And when such a high-profile team has such high-profile problems, the high-profile baseball writers start to toss out some high-profile opinions, like this one from Fox’s Ken Rosenthal: Boston Red Sox should fire Bobby Valentine, bring back Terry Francona.
That is the story buzzing through the baseball world on Tuesday, with Rosenthal saying the Red Sox’ owners must admit their mistake in firing Francona and hiring Valentine and make amends by starting it all over again for the man who led them to two World Series titles.
It’s a fun idea, sure, and for anyone who thought Francona never should have been shown the door in the first place, it sounds wonderful. But to think Francona, the man who oversaw the biggest September collapse in history just one year ago, could walk back into his old office and right this ship is just not realistic.
Rosenthal wrote that Francona is the right man for the job because he led the team to an 80-41 record from April 15-Aug. 27 last year, ignoring the minor detail that he led them to a 10-31 record on the other days of the season, and those days counted in the standings, too. Rosenthal wrote that Francona would be able to get over the fact that someone from the organization smeared his name and reputation shortly after he left, leaking tales of painkiller abuse, marital problems and a lack of focus last year.
Rosenthal also explained the most implausible part of the whole plan.
“The exercise would be painful for ownership, almost an exercise in self-flagellation,” Rosenthal said.
That alone is reason enough to know beyond a reasonable doubt that such a move could never happen. It was ownership that moved to oust Francona as soon as last season ended. (It definitely wasn’t Theo Epstein, who already had one foot out the door on the way to Chicago yet still sat in the Red Sox media room pretending to care about the future of the organization in one of the biggest shams in press conference history.) And it was ownership that bullied first-time general manager Ben Cherington in the search for Francona’s replacement, opting for a “personality” in Valentine over a baseball-focused mind like Dale Sveum.

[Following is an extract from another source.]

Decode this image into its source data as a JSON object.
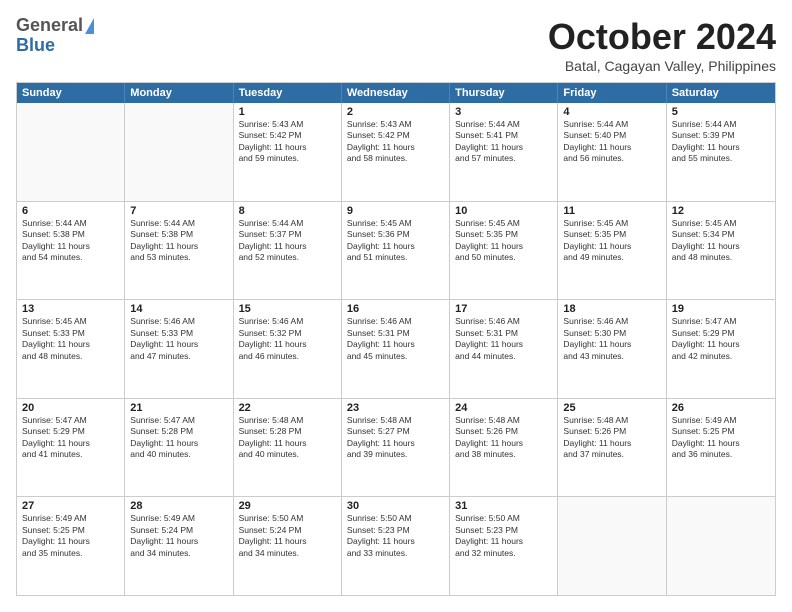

Valentine is ownership’s guy, which is probably the only reason he still wears a Red Sox hat every night. Had it been Ben’s mistake, Valentine would have been fired already, and we’d have never heard about any “fact-finding” missions from the absentee owner trying to figure out exactly where things went wrong. The problem for John Henry is that much of it went wrong when Larry Lucchino strong-armed the decision to hire Valentine, and you’d be more likely to win the Powerball and spin for $1.00 on “The Price Is Right” on the same day than seeing Lucchino admit he screwed it all up.
And beyond that, if the goal is to remove a dramatic figure from the clubhouse and provide stability for a team that so desperately needs it, would pulling a George Steinbrenner-Billy Martin move really help accomplish that goal?
Probably without trying, Rosenthal refuted the idea himself in his own story when he wrote, “The Sox are committed to creating a new culture.” That’s absolutely true, and it certainly can’t be accomplished by hiring the old manager.